● **Exercise**
Print the data exactly. Omit the pictures.

(Available data Opens)

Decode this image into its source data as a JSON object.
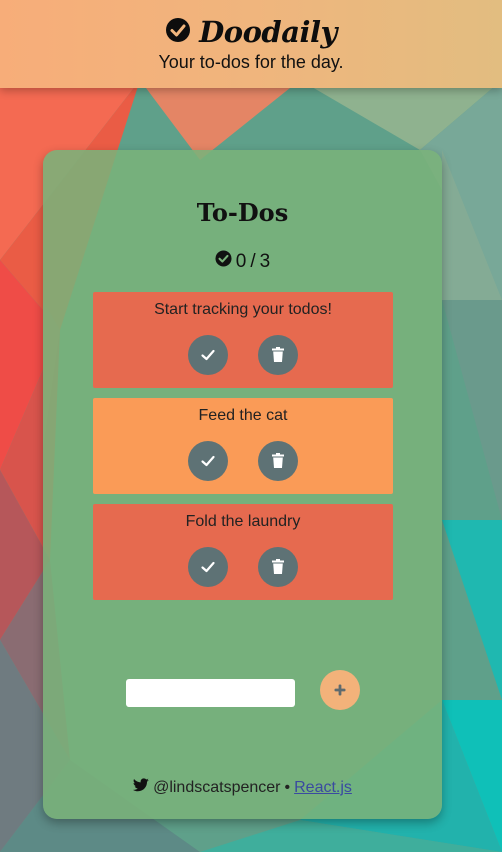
{
  "header": {
    "title": "Doodaily",
    "tagline": "Your to-dos for the day.",
    "logo_icon": "check-circle-icon"
  },
  "card": {
    "title": "To-Dos",
    "counter": {
      "done": "0",
      "separator": "/",
      "total": "3",
      "icon": "check-circle-icon"
    },
    "todos": [
      {
        "text": "Start tracking your todos!",
        "color": "#e66a4f"
      },
      {
        "text": "Feed the cat",
        "color": "#fa9b57"
      },
      {
        "text": "Fold the laundry",
        "color": "#e66a4f"
      }
    ],
    "new_todo": {
      "value": "",
      "placeholder": ""
    },
    "add_icon": "plus-icon"
  },
  "footer": {
    "icon": "twitter-icon",
    "handle": "@lindscatspencer",
    "separator": "•",
    "link_text": "React.js"
  },
  "colors": {
    "header": "#f0b57d",
    "card": "#7ab27a",
    "todo_red": "#e66a4f",
    "todo_orange": "#fa9b57",
    "action_button": "#5e7275",
    "add_button": "#f3b27a"
  }
}
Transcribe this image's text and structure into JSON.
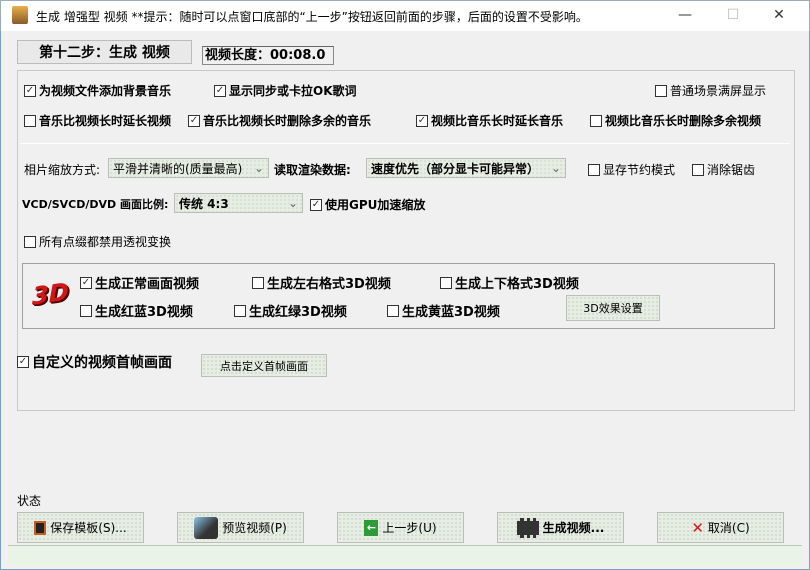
{
  "window": {
    "title": "生成 增强型 视频  **提示：随时可以点窗口底部的“上一步”按钮返回前面的步骤，后面的设置不受影响。",
    "minimize": "—",
    "maximize": "☐",
    "close": "✕"
  },
  "header": {
    "step_label": "第十二步：生成 视频",
    "duration": "视频长度：00:08.0"
  },
  "options": {
    "add_bg_music": {
      "label": "为视频文件添加背景音乐",
      "checked": true
    },
    "show_lyrics": {
      "label": "显示同步或卡拉OK歌词",
      "checked": true
    },
    "fullscreen": {
      "label": "普通场景满屏显示",
      "checked": false
    },
    "extend_video": {
      "label": "音乐比视频长时延长视频",
      "checked": false
    },
    "trim_music": {
      "label": "音乐比视频长时删除多余的音乐",
      "checked": true
    },
    "extend_music": {
      "label": "视频比音乐长时延长音乐",
      "checked": true
    },
    "trim_video": {
      "label": "视频比音乐长时删除多余视频",
      "checked": false
    }
  },
  "render": {
    "scale_label": "相片缩放方式:",
    "scale_value": "平滑并清晰的(质量最高)",
    "read_label": "读取渲染数据:",
    "read_value": "速度优先（部分显卡可能异常）",
    "memory_save": {
      "label": "显存节约模式",
      "checked": false
    },
    "antialias": {
      "label": "消除锯齿",
      "checked": false
    },
    "aspect_label": "VCD/SVCD/DVD 画面比例:",
    "aspect_value": "传统 4:3",
    "gpu": {
      "label": "使用GPU加速缩放",
      "checked": true
    },
    "no_perspective": {
      "label": "所有点缀都禁用透视变换",
      "checked": false
    }
  },
  "three_d": {
    "logo": "3D",
    "normal": {
      "label": "生成正常画面视频",
      "checked": true
    },
    "side_by_side": {
      "label": "生成左右格式3D视频",
      "checked": false
    },
    "top_bottom": {
      "label": "生成上下格式3D视频",
      "checked": false
    },
    "red_blue": {
      "label": "生成红蓝3D视频",
      "checked": false
    },
    "red_green": {
      "label": "生成红绿3D视频",
      "checked": false
    },
    "yellow_blue": {
      "label": "生成黄蓝3D视频",
      "checked": false
    },
    "settings_button": "3D效果设置"
  },
  "first_frame": {
    "label": "自定义的视频首帧画面",
    "checked": true,
    "button": "点击定义首帧画面"
  },
  "status_label": "状态",
  "buttons": {
    "save": "保存模板(S)...",
    "preview": "预览视频(P)",
    "back": "上一步(U)",
    "generate": "生成视频...",
    "cancel": "取消(C)"
  },
  "colors": {
    "status_bar": "#e9f3e6",
    "button_bg": "#e6ede2",
    "logo_red": "#d01818"
  }
}
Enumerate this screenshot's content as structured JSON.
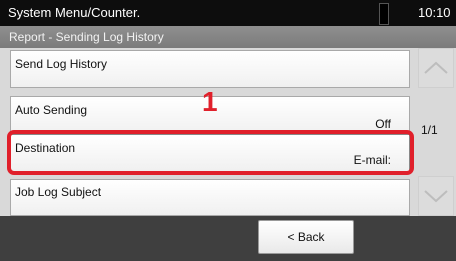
{
  "status_bar": {
    "title": "System Menu/Counter.",
    "time": "10:10"
  },
  "header": {
    "title": "Report - Sending Log History"
  },
  "list": {
    "items": [
      {
        "label": "Send Log History",
        "value": ""
      },
      {
        "label": "Auto Sending",
        "value": "Off"
      },
      {
        "label": "Destination",
        "value": "E-mail:"
      },
      {
        "label": "Job Log Subject",
        "value": ""
      }
    ]
  },
  "pagination": {
    "indicator": "1/1"
  },
  "callout": {
    "number": "1",
    "color": "#e0202b"
  },
  "footer": {
    "back_label": "< Back"
  },
  "icons": {
    "scroll_up": "chevron-up-icon",
    "scroll_down": "chevron-down-icon"
  }
}
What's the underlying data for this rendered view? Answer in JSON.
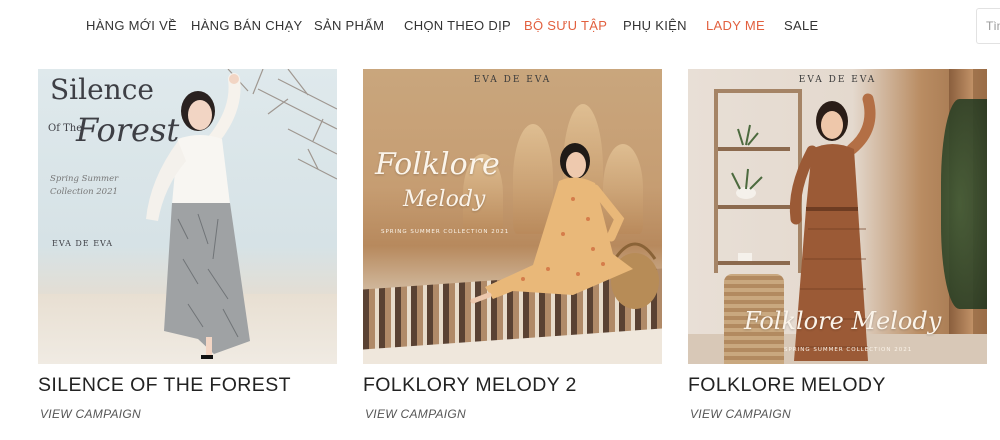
{
  "nav": {
    "items": [
      {
        "label": "HÀNG MỚI VỀ",
        "accent": false
      },
      {
        "label": "HÀNG BÁN CHẠY",
        "accent": false
      },
      {
        "label": "SẢN PHẨM",
        "accent": false
      },
      {
        "label": "CHỌN THEO DỊP",
        "accent": false
      },
      {
        "label": "BỘ SƯU TẬP",
        "accent": true
      },
      {
        "label": "PHỤ KIỆN",
        "accent": false
      },
      {
        "label": "LADY ME",
        "accent": true
      },
      {
        "label": "SALE",
        "accent": false
      }
    ],
    "search_placeholder": "Tìm"
  },
  "colors": {
    "accent": "#e2603f",
    "text": "#333333"
  },
  "campaigns": [
    {
      "title": "SILENCE OF THE FOREST",
      "link": "VIEW CAMPAIGN",
      "image_text": {
        "line1": "Silence",
        "of_the": "Of The",
        "forest": "Forest",
        "meta": "Spring Summer Collection 2021",
        "logo": "EVA DE EVA"
      }
    },
    {
      "title": "FOLKLORY MELODY 2",
      "link": "VIEW CAMPAIGN",
      "image_text": {
        "logo": "EVA DE EVA",
        "script1": "Folklore",
        "script2": "Melody",
        "subline": "SPRING SUMMER COLLECTION 2021"
      }
    },
    {
      "title": "FOLKLORE MELODY",
      "link": "VIEW CAMPAIGN",
      "image_text": {
        "logo": "EVA DE EVA",
        "script": "Folklore Melody",
        "subline": "SPRING SUMMER COLLECTION 2021"
      }
    }
  ]
}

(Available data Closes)

● **Result of the task**
Decode this image into its source data as a JSON object.
{
  "header": {
    "title": "Doodaily",
    "tagline": "Your to-dos for the day.",
    "logo_icon": "check-circle-icon"
  },
  "card": {
    "title": "To-Dos",
    "counter": {
      "done": "0",
      "separator": "/",
      "total": "3",
      "icon": "check-circle-icon"
    },
    "todos": [
      {
        "text": "Start tracking your todos!",
        "color": "#e66a4f"
      },
      {
        "text": "Feed the cat",
        "color": "#fa9b57"
      },
      {
        "text": "Fold the laundry",
        "color": "#e66a4f"
      }
    ],
    "new_todo": {
      "value": "",
      "placeholder": ""
    },
    "add_icon": "plus-icon"
  },
  "footer": {
    "icon": "twitter-icon",
    "handle": "@lindscatspencer",
    "separator": "•",
    "link_text": "React.js"
  },
  "colors": {
    "header": "#f0b57d",
    "card": "#7ab27a",
    "todo_red": "#e66a4f",
    "todo_orange": "#fa9b57",
    "action_button": "#5e7275",
    "add_button": "#f3b27a"
  }
}
Transcribe this image's text and structure into JSON.
{
  "window": {
    "title": "生成 增强型 视频  **提示：随时可以点窗口底部的“上一步”按钮返回前面的步骤，后面的设置不受影响。",
    "minimize": "—",
    "maximize": "☐",
    "close": "✕"
  },
  "header": {
    "step_label": "第十二步：生成 视频",
    "duration": "视频长度：00:08.0"
  },
  "options": {
    "add_bg_music": {
      "label": "为视频文件添加背景音乐",
      "checked": true
    },
    "show_lyrics": {
      "label": "显示同步或卡拉OK歌词",
      "checked": true
    },
    "fullscreen": {
      "label": "普通场景满屏显示",
      "checked": false
    },
    "extend_video": {
      "label": "音乐比视频长时延长视频",
      "checked": false
    },
    "trim_music": {
      "label": "音乐比视频长时删除多余的音乐",
      "checked": true
    },
    "extend_music": {
      "label": "视频比音乐长时延长音乐",
      "checked": true
    },
    "trim_video": {
      "label": "视频比音乐长时删除多余视频",
      "checked": false
    }
  },
  "render": {
    "scale_label": "相片缩放方式:",
    "scale_value": "平滑并清晰的(质量最高)",
    "read_label": "读取渲染数据:",
    "read_value": "速度优先（部分显卡可能异常）",
    "memory_save": {
      "label": "显存节约模式",
      "checked": false
    },
    "antialias": {
      "label": "消除锯齿",
      "checked": false
    },
    "aspect_label": "VCD/SVCD/DVD 画面比例:",
    "aspect_value": "传统 4:3",
    "gpu": {
      "label": "使用GPU加速缩放",
      "checked": true
    },
    "no_perspective": {
      "label": "所有点缀都禁用透视变换",
      "checked": false
    }
  },
  "three_d": {
    "logo": "3D",
    "normal": {
      "label": "生成正常画面视频",
      "checked": true
    },
    "side_by_side": {
      "label": "生成左右格式3D视频",
      "checked": false
    },
    "top_bottom": {
      "label": "生成上下格式3D视频",
      "checked": false
    },
    "red_blue": {
      "label": "生成红蓝3D视频",
      "checked": false
    },
    "red_green": {
      "label": "生成红绿3D视频",
      "checked": false
    },
    "yellow_blue": {
      "label": "生成黄蓝3D视频",
      "checked": false
    },
    "settings_button": "3D效果设置"
  },
  "first_frame": {
    "label": "自定义的视频首帧画面",
    "checked": true,
    "button": "点击定义首帧画面"
  },
  "status_label": "状态",
  "buttons": {
    "save": "保存模板(S)...",
    "preview": "预览视频(P)",
    "back": "上一步(U)",
    "generate": "生成视频...",
    "cancel": "取消(C)"
  },
  "colors": {
    "status_bar": "#e9f3e6",
    "button_bg": "#e6ede2",
    "logo_red": "#d01818"
  }
}
Enumerate this screenshot's content as structured JSON.
{
  "status_bar": {
    "title": "System Menu/Counter.",
    "time": "10:10"
  },
  "header": {
    "title": "Report - Sending Log History"
  },
  "list": {
    "items": [
      {
        "label": "Send Log History",
        "value": ""
      },
      {
        "label": "Auto Sending",
        "value": "Off"
      },
      {
        "label": "Destination",
        "value": "E-mail:"
      },
      {
        "label": "Job Log Subject",
        "value": ""
      }
    ]
  },
  "pagination": {
    "indicator": "1/1"
  },
  "callout": {
    "number": "1",
    "color": "#e0202b"
  },
  "footer": {
    "back_label": "< Back"
  },
  "icons": {
    "scroll_up": "chevron-up-icon",
    "scroll_down": "chevron-down-icon"
  }
}
What's the underlying data for this rendered view? Answer in JSON.
{
  "nav": {
    "items": [
      {
        "label": "HÀNG MỚI VỀ",
        "accent": false
      },
      {
        "label": "HÀNG BÁN CHẠY",
        "accent": false
      },
      {
        "label": "SẢN PHẨM",
        "accent": false
      },
      {
        "label": "CHỌN THEO DỊP",
        "accent": false
      },
      {
        "label": "BỘ SƯU TẬP",
        "accent": true
      },
      {
        "label": "PHỤ KIỆN",
        "accent": false
      },
      {
        "label": "LADY ME",
        "accent": true
      },
      {
        "label": "SALE",
        "accent": false
      }
    ],
    "search_placeholder": "Tìm"
  },
  "colors": {
    "accent": "#e2603f",
    "text": "#333333"
  },
  "campaigns": [
    {
      "title": "SILENCE OF THE FOREST",
      "link": "VIEW CAMPAIGN",
      "image_text": {
        "line1": "Silence",
        "of_the": "Of The",
        "forest": "Forest",
        "meta": "Spring Summer Collection 2021",
        "logo": "EVA DE EVA"
      }
    },
    {
      "title": "FOLKLORY MELODY 2",
      "link": "VIEW CAMPAIGN",
      "image_text": {
        "logo": "EVA DE EVA",
        "script1": "Folklore",
        "script2": "Melody",
        "subline": "SPRING SUMMER COLLECTION 2021"
      }
    },
    {
      "title": "FOLKLORE MELODY",
      "link": "VIEW CAMPAIGN",
      "image_text": {
        "logo": "EVA DE EVA",
        "script": "Folklore Melody",
        "subline": "SPRING SUMMER COLLECTION 2021"
      }
    }
  ]
}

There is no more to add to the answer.